For the word "false", state the number of lines in the data that contain it, and nothing else.

** Dataset follows **

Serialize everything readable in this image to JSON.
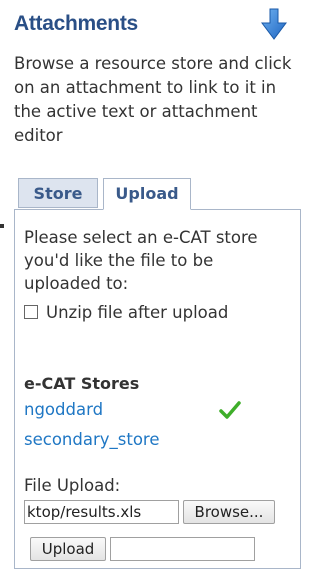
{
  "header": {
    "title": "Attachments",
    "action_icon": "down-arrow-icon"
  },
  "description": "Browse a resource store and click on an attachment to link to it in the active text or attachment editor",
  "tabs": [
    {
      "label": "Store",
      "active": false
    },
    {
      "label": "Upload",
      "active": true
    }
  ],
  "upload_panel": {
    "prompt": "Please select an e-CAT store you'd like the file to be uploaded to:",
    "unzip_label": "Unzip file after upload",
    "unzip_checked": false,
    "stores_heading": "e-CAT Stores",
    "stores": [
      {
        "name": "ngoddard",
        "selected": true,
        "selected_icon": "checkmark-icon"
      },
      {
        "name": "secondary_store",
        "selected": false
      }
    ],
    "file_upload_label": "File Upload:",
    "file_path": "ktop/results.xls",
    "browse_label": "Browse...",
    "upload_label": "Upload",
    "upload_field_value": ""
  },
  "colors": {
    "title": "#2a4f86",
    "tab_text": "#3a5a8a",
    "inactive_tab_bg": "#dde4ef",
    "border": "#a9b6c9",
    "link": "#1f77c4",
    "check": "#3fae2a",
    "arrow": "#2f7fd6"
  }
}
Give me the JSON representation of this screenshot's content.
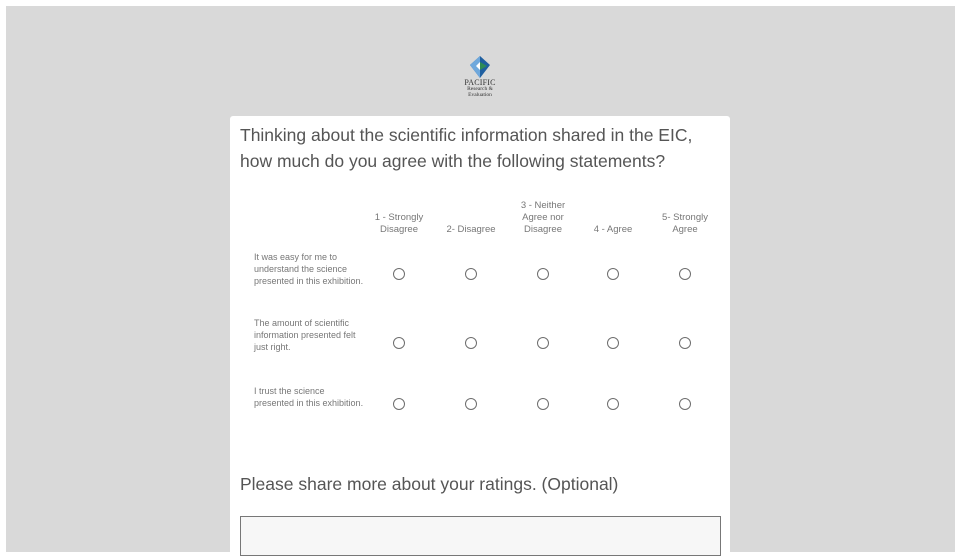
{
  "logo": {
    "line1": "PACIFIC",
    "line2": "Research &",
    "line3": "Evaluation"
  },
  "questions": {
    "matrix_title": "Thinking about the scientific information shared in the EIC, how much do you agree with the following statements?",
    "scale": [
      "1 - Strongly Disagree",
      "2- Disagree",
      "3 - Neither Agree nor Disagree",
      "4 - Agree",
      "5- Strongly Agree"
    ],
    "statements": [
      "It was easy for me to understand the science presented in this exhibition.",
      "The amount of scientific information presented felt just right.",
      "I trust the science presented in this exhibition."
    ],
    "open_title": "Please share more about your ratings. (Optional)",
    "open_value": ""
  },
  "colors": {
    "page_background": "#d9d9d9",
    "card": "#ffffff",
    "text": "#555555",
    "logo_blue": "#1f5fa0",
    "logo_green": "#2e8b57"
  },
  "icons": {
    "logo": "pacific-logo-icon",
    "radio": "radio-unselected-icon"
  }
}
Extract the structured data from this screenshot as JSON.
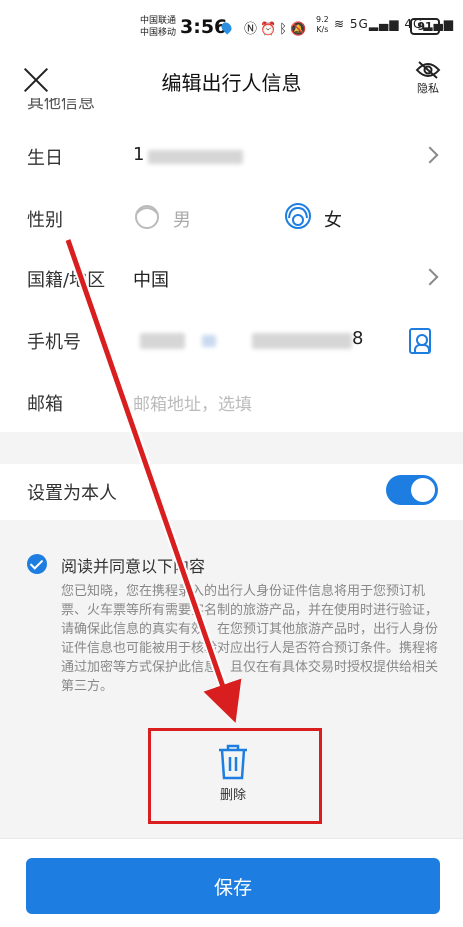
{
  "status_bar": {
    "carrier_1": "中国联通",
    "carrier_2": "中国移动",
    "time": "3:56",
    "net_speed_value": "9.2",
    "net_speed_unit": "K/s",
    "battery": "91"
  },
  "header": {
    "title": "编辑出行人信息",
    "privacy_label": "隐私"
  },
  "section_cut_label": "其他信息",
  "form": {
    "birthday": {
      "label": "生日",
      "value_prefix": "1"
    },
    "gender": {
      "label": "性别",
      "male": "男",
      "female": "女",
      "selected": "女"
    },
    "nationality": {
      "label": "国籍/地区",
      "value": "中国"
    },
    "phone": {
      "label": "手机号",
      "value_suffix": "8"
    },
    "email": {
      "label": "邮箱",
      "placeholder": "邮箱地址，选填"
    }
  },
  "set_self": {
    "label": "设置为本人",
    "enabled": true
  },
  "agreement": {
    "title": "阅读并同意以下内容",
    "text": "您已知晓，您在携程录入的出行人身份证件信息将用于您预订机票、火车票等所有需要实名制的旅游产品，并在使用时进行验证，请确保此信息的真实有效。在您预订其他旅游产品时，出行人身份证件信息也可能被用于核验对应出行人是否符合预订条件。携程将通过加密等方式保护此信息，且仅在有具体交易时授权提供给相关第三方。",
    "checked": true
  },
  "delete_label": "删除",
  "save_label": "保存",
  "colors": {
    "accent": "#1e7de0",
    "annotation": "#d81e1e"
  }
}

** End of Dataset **
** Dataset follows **

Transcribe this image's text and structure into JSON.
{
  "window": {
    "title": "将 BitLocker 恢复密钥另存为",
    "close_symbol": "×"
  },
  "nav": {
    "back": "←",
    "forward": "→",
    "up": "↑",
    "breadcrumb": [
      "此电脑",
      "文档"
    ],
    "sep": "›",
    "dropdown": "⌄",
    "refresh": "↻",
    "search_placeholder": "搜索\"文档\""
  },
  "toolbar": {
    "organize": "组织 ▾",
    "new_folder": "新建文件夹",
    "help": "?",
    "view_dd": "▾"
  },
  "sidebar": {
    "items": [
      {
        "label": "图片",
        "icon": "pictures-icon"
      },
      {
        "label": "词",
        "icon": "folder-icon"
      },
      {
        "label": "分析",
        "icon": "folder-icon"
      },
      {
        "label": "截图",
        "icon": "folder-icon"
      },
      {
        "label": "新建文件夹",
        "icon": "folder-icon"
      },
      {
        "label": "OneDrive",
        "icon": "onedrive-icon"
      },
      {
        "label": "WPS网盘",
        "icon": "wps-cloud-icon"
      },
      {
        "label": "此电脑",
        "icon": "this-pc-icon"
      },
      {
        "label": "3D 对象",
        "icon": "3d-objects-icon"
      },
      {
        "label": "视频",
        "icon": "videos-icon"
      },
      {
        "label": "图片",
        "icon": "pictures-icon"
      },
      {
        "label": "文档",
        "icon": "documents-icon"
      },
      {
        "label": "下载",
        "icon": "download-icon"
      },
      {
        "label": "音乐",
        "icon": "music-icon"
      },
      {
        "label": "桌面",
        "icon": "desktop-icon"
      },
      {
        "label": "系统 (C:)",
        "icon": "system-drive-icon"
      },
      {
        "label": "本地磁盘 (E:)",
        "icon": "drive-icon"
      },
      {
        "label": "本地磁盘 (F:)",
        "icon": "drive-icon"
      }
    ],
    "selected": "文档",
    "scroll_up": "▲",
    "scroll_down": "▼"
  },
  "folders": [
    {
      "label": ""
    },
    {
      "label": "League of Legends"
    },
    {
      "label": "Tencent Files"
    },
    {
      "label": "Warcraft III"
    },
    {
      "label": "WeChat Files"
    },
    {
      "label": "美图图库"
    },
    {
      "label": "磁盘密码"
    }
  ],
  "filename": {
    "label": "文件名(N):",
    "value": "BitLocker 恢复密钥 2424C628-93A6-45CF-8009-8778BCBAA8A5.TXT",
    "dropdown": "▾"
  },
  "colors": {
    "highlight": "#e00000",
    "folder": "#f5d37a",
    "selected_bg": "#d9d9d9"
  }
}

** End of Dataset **

▶ **Your solution**:
3